Situated on a sloping site in the Santa Lucia Preserve, an ecological preserve in the Carmel Valley hills, the Winged Retreat is both responsive and respectful towards its environment in a community that emphasizes the preservation of natural and scenic resources and living in harmony with nature.
The massing and siting of the house is a solution to the challenge of minimizing visibility of the structure from roadways and surrounding homes while at the same time taking advantage of expansive views from the site: to the north, a valley and distant mountains and to the west a majestic hillside that changes dynamically with the sun. The Winged Retreat is nestled between groves of oak and madrone trees that both shade the home and provide screening from neighbors and the road. The footprint of the home was carefully considered to eliminate the need to remove any existing trees.
Responding directly to the topography, the volumes that make up the home follow the grade as it descends from the southeast towards the northwest.
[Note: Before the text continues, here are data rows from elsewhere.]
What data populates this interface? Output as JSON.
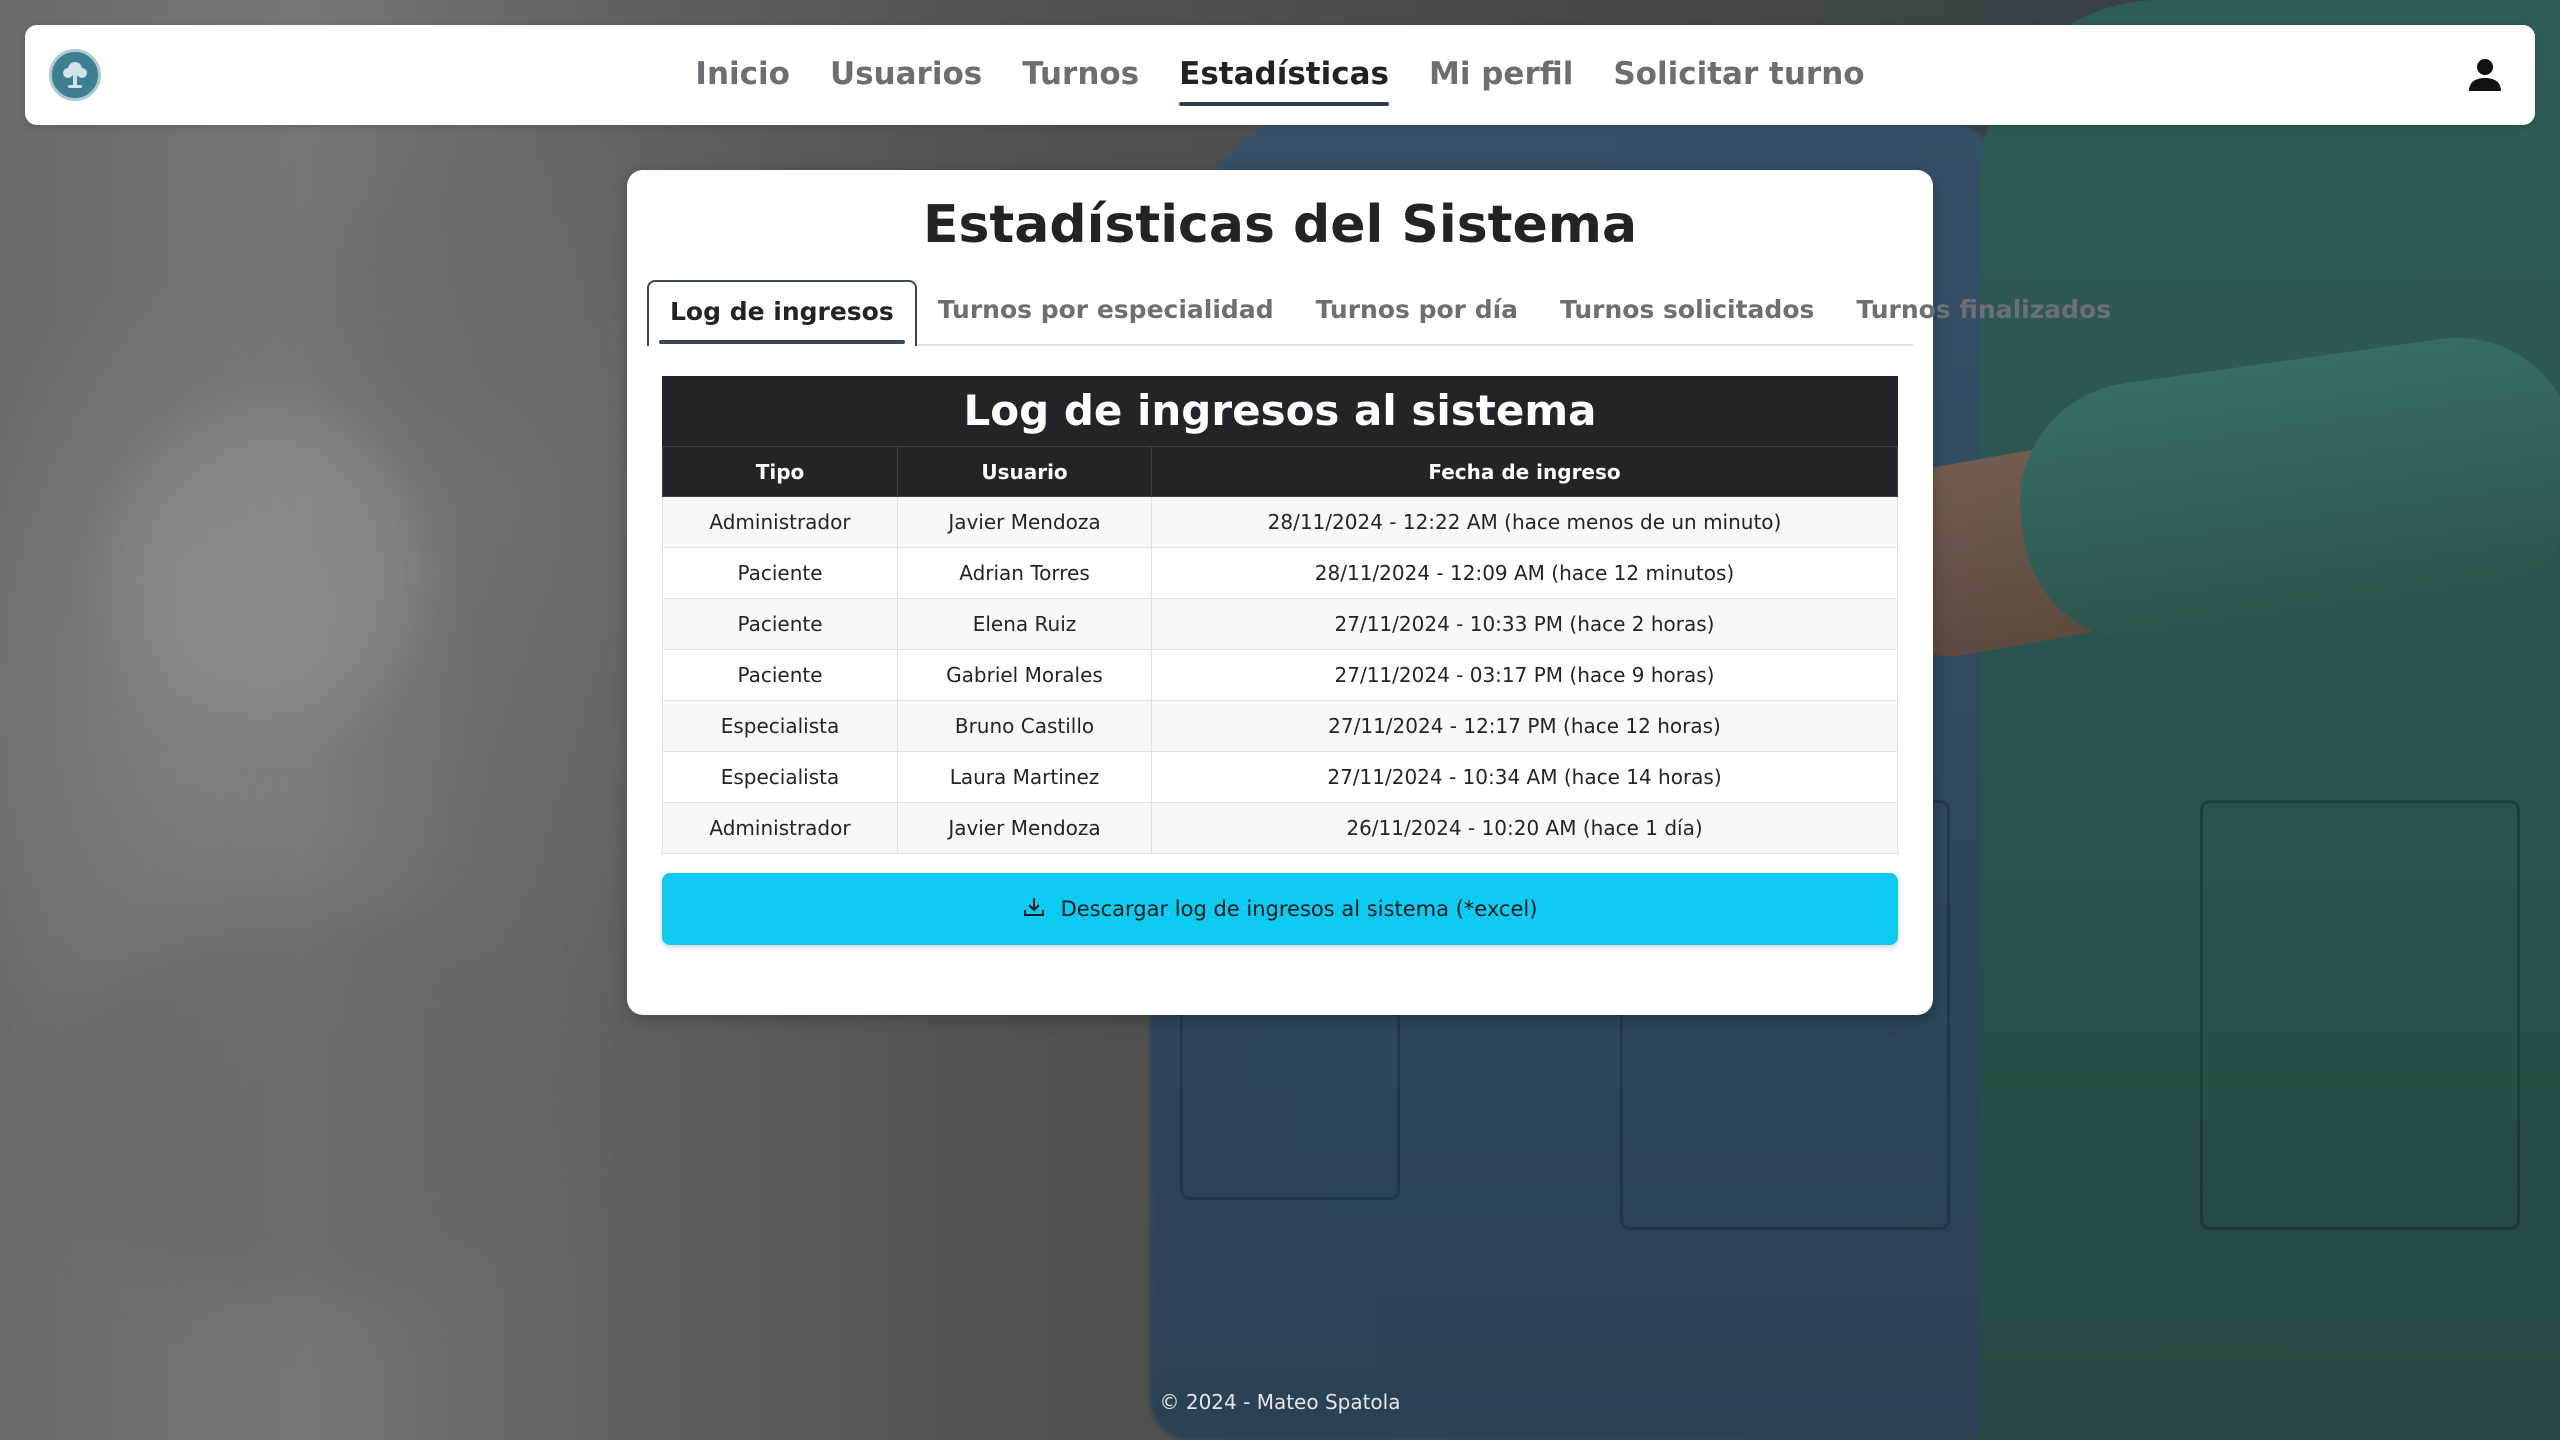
{
  "nav": {
    "items": [
      {
        "label": "Inicio",
        "active": false
      },
      {
        "label": "Usuarios",
        "active": false
      },
      {
        "label": "Turnos",
        "active": false
      },
      {
        "label": "Estadísticas",
        "active": true
      },
      {
        "label": "Mi perfil",
        "active": false
      },
      {
        "label": "Solicitar turno",
        "active": false
      }
    ],
    "logo_icon": "medical-tree-logo",
    "user_icon": "person-icon"
  },
  "page": {
    "title": "Estadísticas del Sistema"
  },
  "tabs": [
    {
      "label": "Log de ingresos",
      "active": true
    },
    {
      "label": "Turnos por especialidad",
      "active": false
    },
    {
      "label": "Turnos por día",
      "active": false
    },
    {
      "label": "Turnos solicitados",
      "active": false
    },
    {
      "label": "Turnos finalizados",
      "active": false
    }
  ],
  "log_table": {
    "caption": "Log de ingresos al sistema",
    "headers": [
      "Tipo",
      "Usuario",
      "Fecha de ingreso"
    ],
    "rows": [
      [
        "Administrador",
        "Javier Mendoza",
        "28/11/2024 - 12:22 AM (hace menos de un minuto)"
      ],
      [
        "Paciente",
        "Adrian Torres",
        "28/11/2024 - 12:09 AM (hace 12 minutos)"
      ],
      [
        "Paciente",
        "Elena Ruiz",
        "27/11/2024 - 10:33 PM (hace 2 horas)"
      ],
      [
        "Paciente",
        "Gabriel Morales",
        "27/11/2024 - 03:17 PM (hace 9 horas)"
      ],
      [
        "Especialista",
        "Bruno Castillo",
        "27/11/2024 - 12:17 PM (hace 12 horas)"
      ],
      [
        "Especialista",
        "Laura Martinez",
        "27/11/2024 - 10:34 AM (hace 14 horas)"
      ],
      [
        "Administrador",
        "Javier Mendoza",
        "26/11/2024 - 10:20 AM (hace 1 día)"
      ]
    ]
  },
  "download": {
    "label": "Descargar log de ingresos al sistema (*excel)",
    "icon": "download-icon",
    "color": "#0dcaf0"
  },
  "footer": {
    "text": "© 2024 - Mateo Spatola"
  },
  "colors": {
    "table_header": "#212529",
    "active_nav_underline": "#2b3f52"
  }
}
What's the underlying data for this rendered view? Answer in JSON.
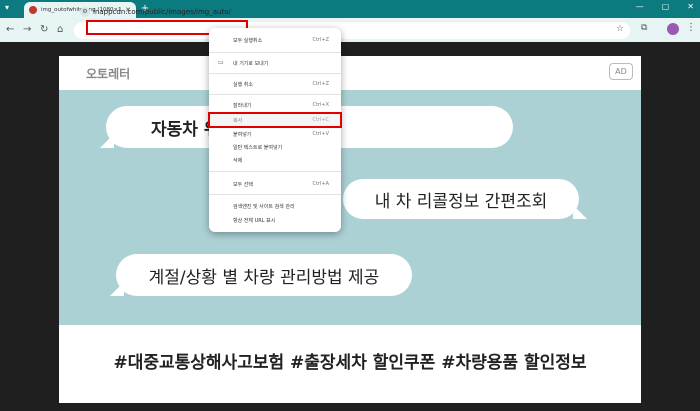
{
  "browser": {
    "tab_title": "img_outofwhite.png (1080×108)",
    "url": "inappcdn.com/public/images/img_auto/",
    "window_controls": [
      "—",
      "▢",
      "✕"
    ]
  },
  "page": {
    "brand": "오토레터",
    "ad_badge": "AD",
    "bubble1": "자동차                        위한 스페셜 혜택!",
    "bubble2": "내 차 리콜정보 간편조회",
    "bubble3": "계절/상황 별 차량 관리방법 제공",
    "hashtags": "#대중교통상해사고보험  #출장세차 할인쿠폰  #차량용품 할인정보"
  },
  "context_menu": {
    "items": [
      {
        "label": "모두 실행취소",
        "shortcut": "Ctrl+Z"
      },
      {
        "label": "내 기기로 보내기",
        "shortcut": ""
      },
      {
        "label": "실행 취소",
        "shortcut": "Ctrl+Z"
      },
      {
        "label": "잘라내기",
        "shortcut": "Ctrl+X"
      },
      {
        "label": "복사",
        "shortcut": "Ctrl+C"
      },
      {
        "label": "붙여넣기",
        "shortcut": "Ctrl+V"
      },
      {
        "label": "일반 텍스트로 붙여넣기",
        "shortcut": ""
      },
      {
        "label": "삭제",
        "shortcut": ""
      },
      {
        "label": "모두 선택",
        "shortcut": "Ctrl+A"
      },
      {
        "label": "검색엔진 및 사이트 검색 관리",
        "shortcut": ""
      },
      {
        "label": "항상 전체 URL 표시",
        "shortcut": ""
      }
    ]
  },
  "colors": {
    "tabstrip": "#0c7b80",
    "toolbar": "#e6f4f4",
    "teal_area": "#acd1d5",
    "highlight": "#e10000"
  }
}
A compact footprint was achieved by designing open and connected interior spaces; programmatic spaces overlap and circulation is minimized. Half of the house burrows into the hillside while the other reaches out towards the west dramatically over the falling grade below. Monolithic walls of board form concrete and integrally colored plaster anchor the home to the site, while glass and natural materials such as cedar siding, walnut flooring and ipe decks provide a sense of lightness, serenity, and connectivity to the landscape.
The main house is situated with the long facades of its two wings to the north and south, a sustainable design strategy for passive control of the interior environment. The walls are mostly solid along the south facades to keep the hot summer sun from penetrating directly into the building while clerestory windows above are shaded by deep eaves allowing in the low rays of the warming winter sun and diffuse daylight year-round. The west facades are predominantly glass to frame the dynamic hillside views, while extremely deep, cantilevered eaves block solar gain from the summer sun. Wooden decks project from the ends of the house on the western side, taking advantage of the shelter provided by the eaves.
The unique shape of the roof is derived from both performance and context. From the exterior, the roof appears to be a simple shed roof – a quiet and humble shape inspired by the local agrarian vernacular. From the interior, however, the bottom of the roof is sculpted in response to the sun and also to the quality and scale of interior spaces. A level ceiling in the main spaces pitches up towards clerestory windows on the south façade that frame the views of the uphill trees and gather and distribute sunlight throughout the home reducing the demand for artificial lighting.